What are business rates?
Business rates are charged on many non-domestic properties such as factories, offices, shops, pubs, guest houses, or warehouses. If you use part of a building or a while building for work purposes you may have to pay business rates.
What Is small business rate relief?
Small business rate relief is something that is given to small businesses if their rateable value (market value) of the property they work in is less than £15,000. Small businesses are also entitled to relief if they use just one property. However, in some circumstances, you may still have business rate relief if you have two or more properties.
Do I qualify for a small business rate relief?
Your business may qualify for a small business rate relief if your business is run in an exempted building. These are places that are used to look after people with disabilities. Some farm buildings may also be exempt. If you own a stable and your horses are used for farming you may not need to pay business rates on them.
Additionally, you may not have to pay any business rates on:
- Fish farms.
- Agricultural buildings and land.
- Property that is used for the training of people with disabilities.
- Buildings that are registered as being used for religious worship.
- Church halls.
Please note that these exemptions have strict legal requirements.
If your property is located in England you can tell HMRC by using the Valuation Office Agency service.
You do not have to pay any business rates on a building that has been empty for three months. After this period of time, most small businesses will have to pay full business rates.
Some properties can ask for extended empty property relief if they are:
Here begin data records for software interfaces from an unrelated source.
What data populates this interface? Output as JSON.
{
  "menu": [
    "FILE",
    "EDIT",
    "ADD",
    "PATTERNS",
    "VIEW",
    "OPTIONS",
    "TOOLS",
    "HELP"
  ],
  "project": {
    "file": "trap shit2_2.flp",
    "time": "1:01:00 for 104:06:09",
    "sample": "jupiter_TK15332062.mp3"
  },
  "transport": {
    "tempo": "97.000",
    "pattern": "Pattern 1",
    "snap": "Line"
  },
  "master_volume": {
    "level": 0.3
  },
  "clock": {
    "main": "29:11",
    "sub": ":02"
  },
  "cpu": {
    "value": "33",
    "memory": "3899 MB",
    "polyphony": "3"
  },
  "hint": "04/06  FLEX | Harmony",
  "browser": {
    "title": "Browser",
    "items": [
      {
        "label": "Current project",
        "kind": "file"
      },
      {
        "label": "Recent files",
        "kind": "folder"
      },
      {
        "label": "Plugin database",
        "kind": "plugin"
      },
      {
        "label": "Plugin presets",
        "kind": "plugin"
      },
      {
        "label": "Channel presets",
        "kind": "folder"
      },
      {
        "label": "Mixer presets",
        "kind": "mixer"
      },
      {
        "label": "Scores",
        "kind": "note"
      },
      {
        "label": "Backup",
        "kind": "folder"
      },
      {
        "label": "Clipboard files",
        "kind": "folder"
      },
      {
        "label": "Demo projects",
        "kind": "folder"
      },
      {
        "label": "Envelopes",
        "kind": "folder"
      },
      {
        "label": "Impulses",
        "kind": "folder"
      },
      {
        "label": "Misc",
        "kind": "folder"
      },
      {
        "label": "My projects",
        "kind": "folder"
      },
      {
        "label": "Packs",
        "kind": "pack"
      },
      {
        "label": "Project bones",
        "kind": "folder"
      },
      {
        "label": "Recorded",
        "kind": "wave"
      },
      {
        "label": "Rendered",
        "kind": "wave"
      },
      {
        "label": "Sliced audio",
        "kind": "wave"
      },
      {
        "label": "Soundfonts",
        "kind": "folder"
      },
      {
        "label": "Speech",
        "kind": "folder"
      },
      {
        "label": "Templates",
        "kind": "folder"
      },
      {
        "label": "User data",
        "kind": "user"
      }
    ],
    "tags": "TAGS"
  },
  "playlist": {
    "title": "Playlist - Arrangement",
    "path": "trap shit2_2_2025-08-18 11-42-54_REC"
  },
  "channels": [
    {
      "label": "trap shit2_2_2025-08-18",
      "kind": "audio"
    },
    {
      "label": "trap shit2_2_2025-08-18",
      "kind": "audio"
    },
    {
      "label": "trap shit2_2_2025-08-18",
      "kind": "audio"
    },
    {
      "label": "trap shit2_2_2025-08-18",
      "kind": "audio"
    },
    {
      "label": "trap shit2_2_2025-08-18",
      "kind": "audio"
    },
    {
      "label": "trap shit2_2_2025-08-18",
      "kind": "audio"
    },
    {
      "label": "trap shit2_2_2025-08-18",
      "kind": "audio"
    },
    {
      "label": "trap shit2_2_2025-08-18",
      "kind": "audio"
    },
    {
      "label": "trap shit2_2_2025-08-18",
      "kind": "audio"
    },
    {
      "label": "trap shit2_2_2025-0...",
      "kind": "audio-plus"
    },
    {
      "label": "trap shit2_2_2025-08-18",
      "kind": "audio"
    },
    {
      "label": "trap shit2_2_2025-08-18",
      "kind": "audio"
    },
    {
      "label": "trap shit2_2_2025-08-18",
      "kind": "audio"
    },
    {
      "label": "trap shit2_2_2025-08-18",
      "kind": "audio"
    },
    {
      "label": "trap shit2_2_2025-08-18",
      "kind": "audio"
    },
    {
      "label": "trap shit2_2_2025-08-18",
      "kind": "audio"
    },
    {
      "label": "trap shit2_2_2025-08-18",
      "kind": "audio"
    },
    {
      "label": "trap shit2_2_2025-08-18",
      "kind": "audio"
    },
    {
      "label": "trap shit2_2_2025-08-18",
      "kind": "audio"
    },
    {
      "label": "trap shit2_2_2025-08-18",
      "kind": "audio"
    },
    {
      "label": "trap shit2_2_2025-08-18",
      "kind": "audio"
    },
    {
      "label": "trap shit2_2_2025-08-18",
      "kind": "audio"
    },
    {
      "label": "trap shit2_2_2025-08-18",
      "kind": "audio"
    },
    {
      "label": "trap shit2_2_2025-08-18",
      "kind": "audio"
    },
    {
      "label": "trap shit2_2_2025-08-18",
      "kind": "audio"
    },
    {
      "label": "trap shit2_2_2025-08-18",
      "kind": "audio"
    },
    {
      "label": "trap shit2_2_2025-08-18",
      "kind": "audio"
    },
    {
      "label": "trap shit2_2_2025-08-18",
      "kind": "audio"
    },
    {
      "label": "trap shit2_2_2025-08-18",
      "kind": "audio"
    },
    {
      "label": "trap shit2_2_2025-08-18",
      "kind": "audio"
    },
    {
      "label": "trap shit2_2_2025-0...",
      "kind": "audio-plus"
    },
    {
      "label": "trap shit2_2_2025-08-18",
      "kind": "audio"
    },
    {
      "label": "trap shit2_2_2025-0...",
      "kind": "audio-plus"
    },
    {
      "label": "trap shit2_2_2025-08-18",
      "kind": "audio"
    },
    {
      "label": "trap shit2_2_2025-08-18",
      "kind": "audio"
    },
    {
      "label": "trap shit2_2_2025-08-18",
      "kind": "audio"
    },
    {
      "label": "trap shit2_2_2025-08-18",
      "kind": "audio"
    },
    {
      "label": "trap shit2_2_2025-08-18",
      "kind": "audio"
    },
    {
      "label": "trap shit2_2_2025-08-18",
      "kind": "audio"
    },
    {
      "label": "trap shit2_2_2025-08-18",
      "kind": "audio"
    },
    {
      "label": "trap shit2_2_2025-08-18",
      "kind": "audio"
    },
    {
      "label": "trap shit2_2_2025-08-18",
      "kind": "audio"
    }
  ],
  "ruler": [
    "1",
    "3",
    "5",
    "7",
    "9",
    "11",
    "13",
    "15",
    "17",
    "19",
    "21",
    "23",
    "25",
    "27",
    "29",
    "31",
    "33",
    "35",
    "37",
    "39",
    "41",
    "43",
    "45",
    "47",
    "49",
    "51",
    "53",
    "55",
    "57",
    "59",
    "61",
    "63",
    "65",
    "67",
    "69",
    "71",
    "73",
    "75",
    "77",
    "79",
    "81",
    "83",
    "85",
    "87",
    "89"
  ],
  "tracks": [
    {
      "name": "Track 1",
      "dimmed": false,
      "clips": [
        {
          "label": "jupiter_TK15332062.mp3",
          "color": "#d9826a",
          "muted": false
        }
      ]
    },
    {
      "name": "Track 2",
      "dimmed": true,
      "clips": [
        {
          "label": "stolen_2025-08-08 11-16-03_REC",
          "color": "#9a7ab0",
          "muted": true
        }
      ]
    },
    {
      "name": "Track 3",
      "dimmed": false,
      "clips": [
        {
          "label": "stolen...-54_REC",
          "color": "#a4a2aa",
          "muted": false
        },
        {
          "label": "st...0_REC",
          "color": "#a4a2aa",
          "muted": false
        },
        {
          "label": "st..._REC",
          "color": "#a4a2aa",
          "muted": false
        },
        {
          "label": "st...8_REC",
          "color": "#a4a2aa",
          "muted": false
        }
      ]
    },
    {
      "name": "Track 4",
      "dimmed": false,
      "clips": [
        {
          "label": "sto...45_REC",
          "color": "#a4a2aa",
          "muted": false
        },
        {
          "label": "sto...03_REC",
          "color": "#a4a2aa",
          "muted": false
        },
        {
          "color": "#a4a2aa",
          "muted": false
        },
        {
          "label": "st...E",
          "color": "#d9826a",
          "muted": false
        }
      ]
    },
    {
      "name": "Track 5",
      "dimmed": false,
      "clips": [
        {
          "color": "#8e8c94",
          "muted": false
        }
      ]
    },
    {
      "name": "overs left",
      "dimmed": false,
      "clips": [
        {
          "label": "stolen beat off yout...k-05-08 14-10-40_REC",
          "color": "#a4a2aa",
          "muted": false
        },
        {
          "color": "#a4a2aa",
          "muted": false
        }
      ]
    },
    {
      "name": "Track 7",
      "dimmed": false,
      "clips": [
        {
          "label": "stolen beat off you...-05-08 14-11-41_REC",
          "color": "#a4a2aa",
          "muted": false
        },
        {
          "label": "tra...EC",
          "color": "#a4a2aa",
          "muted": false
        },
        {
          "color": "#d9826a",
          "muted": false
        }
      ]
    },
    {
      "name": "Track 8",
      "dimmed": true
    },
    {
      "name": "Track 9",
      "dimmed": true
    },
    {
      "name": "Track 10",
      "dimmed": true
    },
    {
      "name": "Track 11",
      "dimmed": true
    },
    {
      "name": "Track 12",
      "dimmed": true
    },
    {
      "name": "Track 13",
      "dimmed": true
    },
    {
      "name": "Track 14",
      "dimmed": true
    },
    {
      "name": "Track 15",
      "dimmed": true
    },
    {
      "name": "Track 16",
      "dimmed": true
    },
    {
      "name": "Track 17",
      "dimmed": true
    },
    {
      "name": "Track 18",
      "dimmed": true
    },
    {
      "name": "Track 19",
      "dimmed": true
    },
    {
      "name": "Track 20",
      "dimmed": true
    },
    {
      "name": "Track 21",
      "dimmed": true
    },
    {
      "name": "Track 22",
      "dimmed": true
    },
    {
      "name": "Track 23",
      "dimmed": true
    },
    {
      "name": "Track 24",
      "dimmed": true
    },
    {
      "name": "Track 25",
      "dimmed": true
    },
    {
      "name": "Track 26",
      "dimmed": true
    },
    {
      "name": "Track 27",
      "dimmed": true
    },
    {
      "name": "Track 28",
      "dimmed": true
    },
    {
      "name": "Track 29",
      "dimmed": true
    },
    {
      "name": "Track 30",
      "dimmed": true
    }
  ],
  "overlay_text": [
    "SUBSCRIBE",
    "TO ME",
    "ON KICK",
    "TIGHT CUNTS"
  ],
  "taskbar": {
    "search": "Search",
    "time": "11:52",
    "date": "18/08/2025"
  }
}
- A warehouse or industrial premises. They are exempt for an additional three months.
- A listed building if they are empty. Business rates will need to be repaid when they become occupied.
- A building that has a rateable value that is less than £2,900. Business rates will need to be repaid when it becomes occupied.
- A property that is owned by a charity. This is the case if the next time the property is used it will be for mostly charitable purposes.
- A community amateur sports club building. This is the case if the next time the property is used it will be used mostly as a sports club
Working from Home
If you are working from home it is unlikely that you will have to pay business rates if you use a part of your home such as a bedroom as an office. In addition to this, you will not have to pay business rates if you sell goods by post.
You may need to pay business rates in addition to council tax if your property is part domestic and part business. This is usually the case if you live above your shop.
You may also need to pay business rates if:
- You sell services of goods to those who visit your property.
- You employ people to work at the property.
- You have made changes to your home so that you can run a business.
Pubs and the Licensed Trade
In Wales and England, the VOA (Valuation Office Agency) will work out what your rateable value is. They will do this based on your annual level of trade. This is a level you are expected to achieve if the pub is operated in an efficient way. The VOA will take a look at the rental and the turnovers to determine what is a maintainable trade figure. This figure will result in a percentage being applied so the rateable value can be worked out.
The percentage will be agreed with the British Beer and Pub Association.
In Scotland, a local assessor will determine what the rateable value will be.